===== Given data
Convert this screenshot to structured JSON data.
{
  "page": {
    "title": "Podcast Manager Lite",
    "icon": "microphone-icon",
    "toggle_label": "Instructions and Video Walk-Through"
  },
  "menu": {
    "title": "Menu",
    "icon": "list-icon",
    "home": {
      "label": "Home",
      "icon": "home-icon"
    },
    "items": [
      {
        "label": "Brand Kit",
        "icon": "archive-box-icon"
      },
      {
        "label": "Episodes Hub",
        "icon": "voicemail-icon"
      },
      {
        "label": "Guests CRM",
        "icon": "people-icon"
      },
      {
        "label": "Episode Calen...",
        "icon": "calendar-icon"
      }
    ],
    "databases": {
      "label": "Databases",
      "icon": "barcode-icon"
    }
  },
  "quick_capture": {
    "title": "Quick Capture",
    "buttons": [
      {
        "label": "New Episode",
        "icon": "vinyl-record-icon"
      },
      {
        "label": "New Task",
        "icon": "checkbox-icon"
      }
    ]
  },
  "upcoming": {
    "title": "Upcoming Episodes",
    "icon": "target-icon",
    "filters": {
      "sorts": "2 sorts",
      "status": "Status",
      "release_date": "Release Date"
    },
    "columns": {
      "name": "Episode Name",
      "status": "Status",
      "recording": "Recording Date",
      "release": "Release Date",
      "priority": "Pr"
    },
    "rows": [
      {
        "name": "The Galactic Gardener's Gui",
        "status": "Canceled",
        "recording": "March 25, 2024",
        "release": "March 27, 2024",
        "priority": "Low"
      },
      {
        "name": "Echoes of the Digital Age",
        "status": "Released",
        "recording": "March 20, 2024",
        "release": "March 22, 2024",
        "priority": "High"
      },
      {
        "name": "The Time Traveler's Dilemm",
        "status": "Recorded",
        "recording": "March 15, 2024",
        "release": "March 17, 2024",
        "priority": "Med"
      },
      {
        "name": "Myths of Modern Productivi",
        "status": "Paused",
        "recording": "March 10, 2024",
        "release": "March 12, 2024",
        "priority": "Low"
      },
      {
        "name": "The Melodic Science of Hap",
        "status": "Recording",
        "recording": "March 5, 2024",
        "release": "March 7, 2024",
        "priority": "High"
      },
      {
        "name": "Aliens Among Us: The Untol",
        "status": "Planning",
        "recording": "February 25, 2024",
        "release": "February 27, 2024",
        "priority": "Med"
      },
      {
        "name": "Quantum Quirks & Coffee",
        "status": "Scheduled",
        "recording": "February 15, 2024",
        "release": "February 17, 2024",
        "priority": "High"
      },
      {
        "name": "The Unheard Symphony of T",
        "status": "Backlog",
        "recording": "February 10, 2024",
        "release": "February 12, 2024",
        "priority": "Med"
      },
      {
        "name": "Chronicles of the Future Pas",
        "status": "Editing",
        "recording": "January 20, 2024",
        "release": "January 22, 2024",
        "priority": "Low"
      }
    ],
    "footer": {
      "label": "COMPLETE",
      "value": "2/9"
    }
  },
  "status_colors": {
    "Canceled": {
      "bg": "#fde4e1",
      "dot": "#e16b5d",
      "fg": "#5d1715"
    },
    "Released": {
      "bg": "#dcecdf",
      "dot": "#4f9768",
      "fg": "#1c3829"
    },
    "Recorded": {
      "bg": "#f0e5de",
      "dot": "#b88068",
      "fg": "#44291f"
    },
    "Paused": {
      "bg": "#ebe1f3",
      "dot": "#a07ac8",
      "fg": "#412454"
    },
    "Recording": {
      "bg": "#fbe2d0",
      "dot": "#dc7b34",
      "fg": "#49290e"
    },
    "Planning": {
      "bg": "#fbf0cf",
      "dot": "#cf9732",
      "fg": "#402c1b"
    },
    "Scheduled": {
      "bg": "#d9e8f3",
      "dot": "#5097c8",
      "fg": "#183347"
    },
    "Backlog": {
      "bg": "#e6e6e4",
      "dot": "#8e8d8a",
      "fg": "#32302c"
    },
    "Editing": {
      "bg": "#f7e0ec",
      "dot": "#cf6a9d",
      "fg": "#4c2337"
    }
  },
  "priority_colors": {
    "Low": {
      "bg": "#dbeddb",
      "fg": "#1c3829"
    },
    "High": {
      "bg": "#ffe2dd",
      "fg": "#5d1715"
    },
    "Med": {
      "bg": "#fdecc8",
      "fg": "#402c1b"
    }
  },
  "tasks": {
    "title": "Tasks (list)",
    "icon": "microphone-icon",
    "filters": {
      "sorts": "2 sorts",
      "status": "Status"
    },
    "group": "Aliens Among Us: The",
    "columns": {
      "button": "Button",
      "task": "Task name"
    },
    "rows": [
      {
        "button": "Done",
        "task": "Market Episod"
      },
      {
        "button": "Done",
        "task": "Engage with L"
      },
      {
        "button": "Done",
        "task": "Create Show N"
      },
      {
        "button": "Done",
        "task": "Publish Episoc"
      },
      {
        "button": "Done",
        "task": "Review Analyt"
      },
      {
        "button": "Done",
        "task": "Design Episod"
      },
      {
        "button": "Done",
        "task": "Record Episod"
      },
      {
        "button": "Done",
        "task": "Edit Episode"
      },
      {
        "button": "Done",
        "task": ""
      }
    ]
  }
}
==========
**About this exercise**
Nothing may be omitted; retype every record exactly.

**Worked solution**
Convert this screenshot to structured JSON data.
{
  "page": {
    "title": "Podcast Manager Lite",
    "icon": "microphone-icon",
    "toggle_label": "Instructions and Video Walk-Through"
  },
  "menu": {
    "title": "Menu",
    "icon": "list-icon",
    "home": {
      "label": "Home",
      "icon": "home-icon"
    },
    "items": [
      {
        "label": "Brand Kit",
        "icon": "archive-box-icon"
      },
      {
        "label": "Episodes Hub",
        "icon": "voicemail-icon"
      },
      {
        "label": "Guests CRM",
        "icon": "people-icon"
      },
      {
        "label": "Episode Calen...",
        "icon": "calendar-icon"
      }
    ],
    "databases": {
      "label": "Databases",
      "icon": "barcode-icon"
    }
  },
  "quick_capture": {
    "title": "Quick Capture",
    "buttons": [
      {
        "label": "New Episode",
        "icon": "vinyl-record-icon"
      },
      {
        "label": "New Task",
        "icon": "checkbox-icon"
      }
    ]
  },
  "upcoming": {
    "title": "Upcoming Episodes",
    "icon": "target-icon",
    "filters": {
      "sorts": "2 sorts",
      "status": "Status",
      "release_date": "Release Date"
    },
    "columns": {
      "name": "Episode Name",
      "status": "Status",
      "recording": "Recording Date",
      "release": "Release Date",
      "priority": "Pr"
    },
    "rows": [
      {
        "name": "The Galactic Gardener's Gui",
        "status": "Canceled",
        "recording": "March 25, 2024",
        "release": "March 27, 2024",
        "priority": "Low"
      },
      {
        "name": "Echoes of the Digital Age",
        "status": "Released",
        "recording": "March 20, 2024",
        "release": "March 22, 2024",
        "priority": "High"
      },
      {
        "name": "The Time Traveler's Dilemm",
        "status": "Recorded",
        "recording": "March 15, 2024",
        "release": "March 17, 2024",
        "priority": "Med"
      },
      {
        "name": "Myths of Modern Productivi",
        "status": "Paused",
        "recording": "March 10, 2024",
        "release": "March 12, 2024",
        "priority": "Low"
      },
      {
        "name": "The Melodic Science of Hap",
        "status": "Recording",
        "recording": "March 5, 2024",
        "release": "March 7, 2024",
        "priority": "High"
      },
      {
        "name": "Aliens Among Us: The Untol",
        "status": "Planning",
        "recording": "February 25, 2024",
        "release": "February 27, 2024",
        "priority": "Med"
      },
      {
        "name": "Quantum Quirks & Coffee",
        "status": "Scheduled",
        "recording": "February 15, 2024",
        "release": "February 17, 2024",
        "priority": "High"
      },
      {
        "name": "The Unheard Symphony of T",
        "status": "Backlog",
        "recording": "February 10, 2024",
        "release": "February 12, 2024",
        "priority": "Med"
      },
      {
        "name": "Chronicles of the Future Pas",
        "status": "Editing",
        "recording": "January 20, 2024",
        "release": "January 22, 2024",
        "priority": "Low"
      }
    ],
    "footer": {
      "label": "COMPLETE",
      "value": "2/9"
    }
  },
  "status_colors": {
    "Canceled": {
      "bg": "#fde4e1",
      "dot": "#e16b5d",
      "fg": "#5d1715"
    },
    "Released": {
      "bg": "#dcecdf",
      "dot": "#4f9768",
      "fg": "#1c3829"
    },
    "Recorded": {
      "bg": "#f0e5de",
      "dot": "#b88068",
      "fg": "#44291f"
    },
    "Paused": {
      "bg": "#ebe1f3",
      "dot": "#a07ac8",
      "fg": "#412454"
    },
    "Recording": {
      "bg": "#fbe2d0",
      "dot": "#dc7b34",
      "fg": "#49290e"
    },
    "Planning": {
      "bg": "#fbf0cf",
      "dot": "#cf9732",
      "fg": "#402c1b"
    },
    "Scheduled": {
      "bg": "#d9e8f3",
      "dot": "#5097c8",
      "fg": "#183347"
    },
    "Backlog": {
      "bg": "#e6e6e4",
      "dot": "#8e8d8a",
      "fg": "#32302c"
    },
    "Editing": {
      "bg": "#f7e0ec",
      "dot": "#cf6a9d",
      "fg": "#4c2337"
    }
  },
  "priority_colors": {
    "Low": {
      "bg": "#dbeddb",
      "fg": "#1c3829"
    },
    "High": {
      "bg": "#ffe2dd",
      "fg": "#5d1715"
    },
    "Med": {
      "bg": "#fdecc8",
      "fg": "#402c1b"
    }
  },
  "tasks": {
    "title": "Tasks (list)",
    "icon": "microphone-icon",
    "filters": {
      "sorts": "2 sorts",
      "status": "Status"
    },
    "group": "Aliens Among Us: The",
    "columns": {
      "button": "Button",
      "task": "Task name"
    },
    "rows": [
      {
        "button": "Done",
        "task": "Market Episod"
      },
      {
        "button": "Done",
        "task": "Engage with L"
      },
      {
        "button": "Done",
        "task": "Create Show N"
      },
      {
        "button": "Done",
        "task": "Publish Episoc"
      },
      {
        "button": "Done",
        "task": "Review Analyt"
      },
      {
        "button": "Done",
        "task": "Design Episod"
      },
      {
        "button": "Done",
        "task": "Record Episod"
      },
      {
        "button": "Done",
        "task": "Edit Episode"
      },
      {
        "button": "Done",
        "task": ""
      }
    ]
  }
}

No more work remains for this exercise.